Billy Liar (1963)
“He can’t say two words to anybody without telling a lie.”
Genres, Themes, Actors, and Directors:
From its opening scenes in Billy’s oppressive household (he still lives with his parents and grandmother), we can see how and why Billy might want to find an escape route — and also why his parents are fed up with him.
His delusions are a way to cope — but the mess he makes of his job and love life show how wide an impact his dysfunction is having. The fact that his tale is told with an overall air of insouciance — and that his girlfriends are either shrewish (Watts) or dim-witted (Fraser) — makes it a bit easier to feel some sympathy for him:
… though he’s still undeniably an immature cad who has a lot of growing up left to do. Fans of British New Wave cinema will want to be sure to check this one out, but it’s not must-see viewing for all film fanatics.
Notable Performances, Qualities, and Moments:
One thought on “Billy Liar (1963)”
First viewing (5/16/21). Not must-see.

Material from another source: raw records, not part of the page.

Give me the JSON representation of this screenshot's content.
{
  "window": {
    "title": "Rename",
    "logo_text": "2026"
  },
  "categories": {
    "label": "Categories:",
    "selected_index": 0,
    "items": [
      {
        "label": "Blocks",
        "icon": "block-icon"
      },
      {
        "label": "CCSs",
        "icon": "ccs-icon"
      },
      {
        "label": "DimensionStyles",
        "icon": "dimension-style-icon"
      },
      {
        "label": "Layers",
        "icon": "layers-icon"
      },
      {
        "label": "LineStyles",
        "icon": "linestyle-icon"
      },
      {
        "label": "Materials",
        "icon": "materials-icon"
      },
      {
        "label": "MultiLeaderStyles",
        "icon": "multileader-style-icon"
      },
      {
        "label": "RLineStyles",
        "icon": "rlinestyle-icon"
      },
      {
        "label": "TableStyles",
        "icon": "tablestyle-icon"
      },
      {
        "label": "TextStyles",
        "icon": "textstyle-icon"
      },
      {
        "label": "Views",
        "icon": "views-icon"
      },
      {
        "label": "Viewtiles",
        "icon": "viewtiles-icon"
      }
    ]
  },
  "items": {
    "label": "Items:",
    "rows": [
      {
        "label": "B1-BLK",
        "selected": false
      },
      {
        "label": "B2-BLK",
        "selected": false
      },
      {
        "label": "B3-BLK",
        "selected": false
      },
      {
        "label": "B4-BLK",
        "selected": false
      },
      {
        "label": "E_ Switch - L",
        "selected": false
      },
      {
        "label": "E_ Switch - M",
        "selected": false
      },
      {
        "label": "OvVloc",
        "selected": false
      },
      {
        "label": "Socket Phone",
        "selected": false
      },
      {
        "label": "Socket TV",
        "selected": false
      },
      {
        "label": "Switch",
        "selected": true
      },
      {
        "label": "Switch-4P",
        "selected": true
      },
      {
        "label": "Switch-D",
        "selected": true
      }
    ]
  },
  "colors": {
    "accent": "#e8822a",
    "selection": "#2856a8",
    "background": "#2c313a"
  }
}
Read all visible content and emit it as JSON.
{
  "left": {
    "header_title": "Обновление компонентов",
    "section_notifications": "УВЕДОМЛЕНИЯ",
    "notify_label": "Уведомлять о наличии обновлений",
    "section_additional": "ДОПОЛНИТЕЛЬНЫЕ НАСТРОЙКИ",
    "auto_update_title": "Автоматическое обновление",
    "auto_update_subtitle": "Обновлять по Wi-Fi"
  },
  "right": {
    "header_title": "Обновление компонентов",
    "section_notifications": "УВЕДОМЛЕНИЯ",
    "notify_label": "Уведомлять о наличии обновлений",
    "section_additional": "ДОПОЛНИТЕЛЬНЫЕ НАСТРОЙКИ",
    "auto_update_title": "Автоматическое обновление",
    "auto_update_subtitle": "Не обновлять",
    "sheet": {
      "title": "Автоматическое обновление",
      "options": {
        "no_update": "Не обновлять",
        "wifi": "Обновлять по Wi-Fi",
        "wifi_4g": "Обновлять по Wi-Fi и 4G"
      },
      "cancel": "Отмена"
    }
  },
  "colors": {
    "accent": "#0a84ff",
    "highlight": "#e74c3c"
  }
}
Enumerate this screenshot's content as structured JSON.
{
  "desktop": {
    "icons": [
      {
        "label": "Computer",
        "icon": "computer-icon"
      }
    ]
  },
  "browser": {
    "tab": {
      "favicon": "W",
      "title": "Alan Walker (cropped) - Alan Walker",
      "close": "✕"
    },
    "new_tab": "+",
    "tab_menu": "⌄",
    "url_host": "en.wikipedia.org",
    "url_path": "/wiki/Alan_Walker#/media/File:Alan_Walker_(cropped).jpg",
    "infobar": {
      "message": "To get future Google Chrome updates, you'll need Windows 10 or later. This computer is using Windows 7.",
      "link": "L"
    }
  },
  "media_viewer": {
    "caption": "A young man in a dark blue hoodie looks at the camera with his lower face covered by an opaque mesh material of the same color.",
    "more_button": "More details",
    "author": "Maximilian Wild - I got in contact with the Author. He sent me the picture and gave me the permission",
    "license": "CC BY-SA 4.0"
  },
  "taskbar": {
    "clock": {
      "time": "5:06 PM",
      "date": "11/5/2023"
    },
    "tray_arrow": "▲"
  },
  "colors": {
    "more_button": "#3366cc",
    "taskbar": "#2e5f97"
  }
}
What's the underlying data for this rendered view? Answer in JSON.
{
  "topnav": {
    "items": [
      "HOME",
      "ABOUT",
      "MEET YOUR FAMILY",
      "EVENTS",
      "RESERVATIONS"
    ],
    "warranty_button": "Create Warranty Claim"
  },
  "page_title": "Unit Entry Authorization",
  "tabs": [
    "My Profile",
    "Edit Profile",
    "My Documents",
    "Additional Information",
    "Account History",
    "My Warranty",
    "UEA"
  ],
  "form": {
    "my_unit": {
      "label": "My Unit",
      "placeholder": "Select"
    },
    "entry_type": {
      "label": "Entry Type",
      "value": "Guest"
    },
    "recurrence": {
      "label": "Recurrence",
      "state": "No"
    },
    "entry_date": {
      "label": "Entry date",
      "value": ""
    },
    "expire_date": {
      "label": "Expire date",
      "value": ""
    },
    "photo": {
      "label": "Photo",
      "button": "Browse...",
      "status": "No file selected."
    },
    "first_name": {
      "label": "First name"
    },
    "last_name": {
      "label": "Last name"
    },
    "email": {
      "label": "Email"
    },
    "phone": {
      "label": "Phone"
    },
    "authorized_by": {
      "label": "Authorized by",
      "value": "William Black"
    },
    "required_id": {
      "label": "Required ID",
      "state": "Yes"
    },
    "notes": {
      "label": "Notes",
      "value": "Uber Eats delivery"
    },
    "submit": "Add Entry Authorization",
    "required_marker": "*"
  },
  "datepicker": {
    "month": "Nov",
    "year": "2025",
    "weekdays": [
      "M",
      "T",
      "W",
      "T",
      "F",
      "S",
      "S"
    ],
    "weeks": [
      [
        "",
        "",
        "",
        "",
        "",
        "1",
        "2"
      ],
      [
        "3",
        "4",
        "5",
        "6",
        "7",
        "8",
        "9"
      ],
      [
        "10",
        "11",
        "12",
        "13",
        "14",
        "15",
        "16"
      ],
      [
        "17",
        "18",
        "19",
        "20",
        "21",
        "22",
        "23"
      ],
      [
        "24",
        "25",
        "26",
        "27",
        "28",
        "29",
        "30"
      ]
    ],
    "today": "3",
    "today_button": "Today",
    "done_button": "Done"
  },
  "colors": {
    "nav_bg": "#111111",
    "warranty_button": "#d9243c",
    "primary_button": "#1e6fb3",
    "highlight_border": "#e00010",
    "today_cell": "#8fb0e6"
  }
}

A ‘one-joke’ plot that shows some inventiveness early on but nevertheless soon grows tiresome and is ultimately – even with its details – unsatisfying.